-- What to produce --
Using the records provided below, locate and copy each line that contains the word "JSON".

-- Data supplied --
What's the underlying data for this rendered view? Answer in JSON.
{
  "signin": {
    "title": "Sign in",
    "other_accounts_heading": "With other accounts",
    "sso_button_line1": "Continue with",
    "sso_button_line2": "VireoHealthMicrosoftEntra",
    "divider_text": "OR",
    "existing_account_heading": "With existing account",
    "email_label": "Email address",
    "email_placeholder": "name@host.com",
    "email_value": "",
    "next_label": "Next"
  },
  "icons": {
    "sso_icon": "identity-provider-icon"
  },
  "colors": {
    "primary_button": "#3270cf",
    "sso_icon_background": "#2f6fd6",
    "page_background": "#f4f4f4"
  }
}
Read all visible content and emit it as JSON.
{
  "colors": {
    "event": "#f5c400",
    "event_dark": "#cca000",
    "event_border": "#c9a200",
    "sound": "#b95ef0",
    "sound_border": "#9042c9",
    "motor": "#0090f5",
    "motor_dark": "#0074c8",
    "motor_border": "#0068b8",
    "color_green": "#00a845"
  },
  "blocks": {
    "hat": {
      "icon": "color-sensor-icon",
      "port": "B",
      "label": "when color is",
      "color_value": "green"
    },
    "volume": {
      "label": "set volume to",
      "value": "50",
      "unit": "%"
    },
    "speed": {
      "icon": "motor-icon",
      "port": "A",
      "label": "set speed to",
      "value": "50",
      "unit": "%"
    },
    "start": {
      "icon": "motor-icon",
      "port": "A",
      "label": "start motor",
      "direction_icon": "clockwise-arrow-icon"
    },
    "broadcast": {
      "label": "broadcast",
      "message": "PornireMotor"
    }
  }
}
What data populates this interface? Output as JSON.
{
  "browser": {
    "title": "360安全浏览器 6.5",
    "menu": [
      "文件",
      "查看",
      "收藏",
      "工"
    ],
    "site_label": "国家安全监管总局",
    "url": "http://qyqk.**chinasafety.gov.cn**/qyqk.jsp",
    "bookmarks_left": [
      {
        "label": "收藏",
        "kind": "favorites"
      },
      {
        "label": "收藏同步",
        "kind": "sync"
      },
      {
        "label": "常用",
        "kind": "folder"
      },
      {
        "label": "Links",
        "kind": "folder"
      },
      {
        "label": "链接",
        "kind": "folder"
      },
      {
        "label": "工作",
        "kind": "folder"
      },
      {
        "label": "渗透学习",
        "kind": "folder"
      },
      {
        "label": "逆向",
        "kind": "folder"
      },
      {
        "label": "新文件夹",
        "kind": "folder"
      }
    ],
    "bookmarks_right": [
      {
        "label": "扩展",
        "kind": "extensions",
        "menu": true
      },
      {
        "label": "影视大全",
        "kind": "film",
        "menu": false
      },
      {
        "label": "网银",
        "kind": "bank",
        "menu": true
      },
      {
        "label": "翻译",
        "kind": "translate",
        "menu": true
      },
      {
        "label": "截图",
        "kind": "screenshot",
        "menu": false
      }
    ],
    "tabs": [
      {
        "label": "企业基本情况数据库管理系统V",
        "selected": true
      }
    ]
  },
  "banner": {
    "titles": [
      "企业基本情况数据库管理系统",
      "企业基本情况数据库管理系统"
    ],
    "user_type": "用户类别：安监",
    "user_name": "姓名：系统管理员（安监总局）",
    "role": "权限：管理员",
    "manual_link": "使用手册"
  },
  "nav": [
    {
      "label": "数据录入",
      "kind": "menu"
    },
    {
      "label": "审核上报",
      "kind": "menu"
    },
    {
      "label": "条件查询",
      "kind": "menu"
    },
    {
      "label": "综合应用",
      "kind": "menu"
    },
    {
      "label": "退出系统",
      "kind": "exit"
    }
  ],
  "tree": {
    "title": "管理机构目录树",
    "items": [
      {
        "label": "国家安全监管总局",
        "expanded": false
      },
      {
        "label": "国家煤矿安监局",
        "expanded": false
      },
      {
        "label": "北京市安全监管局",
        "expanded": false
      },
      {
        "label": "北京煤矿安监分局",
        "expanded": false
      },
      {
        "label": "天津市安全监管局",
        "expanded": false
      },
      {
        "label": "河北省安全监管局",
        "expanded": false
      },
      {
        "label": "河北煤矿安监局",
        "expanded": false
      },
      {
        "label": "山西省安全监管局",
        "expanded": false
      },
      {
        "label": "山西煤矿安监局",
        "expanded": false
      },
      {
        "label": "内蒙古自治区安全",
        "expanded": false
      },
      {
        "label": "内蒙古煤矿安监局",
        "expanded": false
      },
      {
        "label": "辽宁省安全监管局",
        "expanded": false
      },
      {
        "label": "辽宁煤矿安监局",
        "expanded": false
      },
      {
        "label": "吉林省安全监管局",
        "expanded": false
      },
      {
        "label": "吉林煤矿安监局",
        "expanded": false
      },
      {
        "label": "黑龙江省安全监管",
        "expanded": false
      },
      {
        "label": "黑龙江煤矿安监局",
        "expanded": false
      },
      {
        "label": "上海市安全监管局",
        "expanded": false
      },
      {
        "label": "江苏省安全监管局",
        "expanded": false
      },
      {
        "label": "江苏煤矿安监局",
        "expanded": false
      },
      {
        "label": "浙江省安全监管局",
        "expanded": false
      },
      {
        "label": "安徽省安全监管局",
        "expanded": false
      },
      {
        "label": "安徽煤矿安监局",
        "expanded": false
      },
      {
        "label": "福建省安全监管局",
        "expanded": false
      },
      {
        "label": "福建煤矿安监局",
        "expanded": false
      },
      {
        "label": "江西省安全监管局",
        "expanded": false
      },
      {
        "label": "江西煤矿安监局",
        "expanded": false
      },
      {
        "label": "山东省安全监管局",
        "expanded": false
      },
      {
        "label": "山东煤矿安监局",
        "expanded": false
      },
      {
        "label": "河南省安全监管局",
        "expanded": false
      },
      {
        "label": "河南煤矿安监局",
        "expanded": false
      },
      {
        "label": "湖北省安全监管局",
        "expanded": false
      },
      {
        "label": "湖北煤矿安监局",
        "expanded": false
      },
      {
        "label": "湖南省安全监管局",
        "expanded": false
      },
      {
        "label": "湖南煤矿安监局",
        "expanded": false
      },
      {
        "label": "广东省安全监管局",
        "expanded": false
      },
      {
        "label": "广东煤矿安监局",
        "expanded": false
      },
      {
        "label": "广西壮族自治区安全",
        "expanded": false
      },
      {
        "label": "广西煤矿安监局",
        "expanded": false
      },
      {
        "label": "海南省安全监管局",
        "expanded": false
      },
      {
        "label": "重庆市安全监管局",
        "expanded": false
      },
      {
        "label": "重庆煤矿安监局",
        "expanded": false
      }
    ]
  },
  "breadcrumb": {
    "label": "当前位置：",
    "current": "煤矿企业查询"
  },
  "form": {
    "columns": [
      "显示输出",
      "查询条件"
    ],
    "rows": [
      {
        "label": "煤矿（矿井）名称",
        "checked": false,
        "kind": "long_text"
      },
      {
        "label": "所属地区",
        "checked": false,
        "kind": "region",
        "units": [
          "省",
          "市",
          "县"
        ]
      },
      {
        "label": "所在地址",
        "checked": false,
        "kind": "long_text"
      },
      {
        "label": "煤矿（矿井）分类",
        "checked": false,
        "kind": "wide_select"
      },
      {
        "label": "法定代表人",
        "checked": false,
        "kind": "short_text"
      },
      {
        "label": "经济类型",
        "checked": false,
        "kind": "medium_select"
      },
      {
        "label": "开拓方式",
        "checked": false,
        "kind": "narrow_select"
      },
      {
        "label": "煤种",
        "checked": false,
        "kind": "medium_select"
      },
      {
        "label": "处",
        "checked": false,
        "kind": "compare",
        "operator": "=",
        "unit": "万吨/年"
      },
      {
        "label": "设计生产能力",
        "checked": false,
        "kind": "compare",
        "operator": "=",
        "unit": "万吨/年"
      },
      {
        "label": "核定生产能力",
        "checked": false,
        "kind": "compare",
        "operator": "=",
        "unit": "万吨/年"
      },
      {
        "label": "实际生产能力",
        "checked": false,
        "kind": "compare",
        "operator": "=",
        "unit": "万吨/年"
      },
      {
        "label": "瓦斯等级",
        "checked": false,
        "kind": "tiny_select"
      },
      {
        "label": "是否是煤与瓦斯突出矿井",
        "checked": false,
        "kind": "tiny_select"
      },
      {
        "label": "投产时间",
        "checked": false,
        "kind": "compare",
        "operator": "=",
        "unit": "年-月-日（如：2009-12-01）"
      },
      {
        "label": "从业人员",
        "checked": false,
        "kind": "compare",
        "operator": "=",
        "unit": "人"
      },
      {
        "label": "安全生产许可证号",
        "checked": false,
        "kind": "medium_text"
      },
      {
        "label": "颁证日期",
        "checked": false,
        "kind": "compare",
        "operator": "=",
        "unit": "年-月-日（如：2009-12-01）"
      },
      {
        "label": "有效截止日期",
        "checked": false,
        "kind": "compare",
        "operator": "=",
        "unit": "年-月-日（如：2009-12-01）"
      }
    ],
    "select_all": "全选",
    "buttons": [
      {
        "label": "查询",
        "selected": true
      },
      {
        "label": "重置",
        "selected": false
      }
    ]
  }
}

-- Answer to the problem --
What's the underlying data for this rendered view? Answer in JSON.
Read all visible content and emit it as JSON.
What data populates this interface? Output as JSON.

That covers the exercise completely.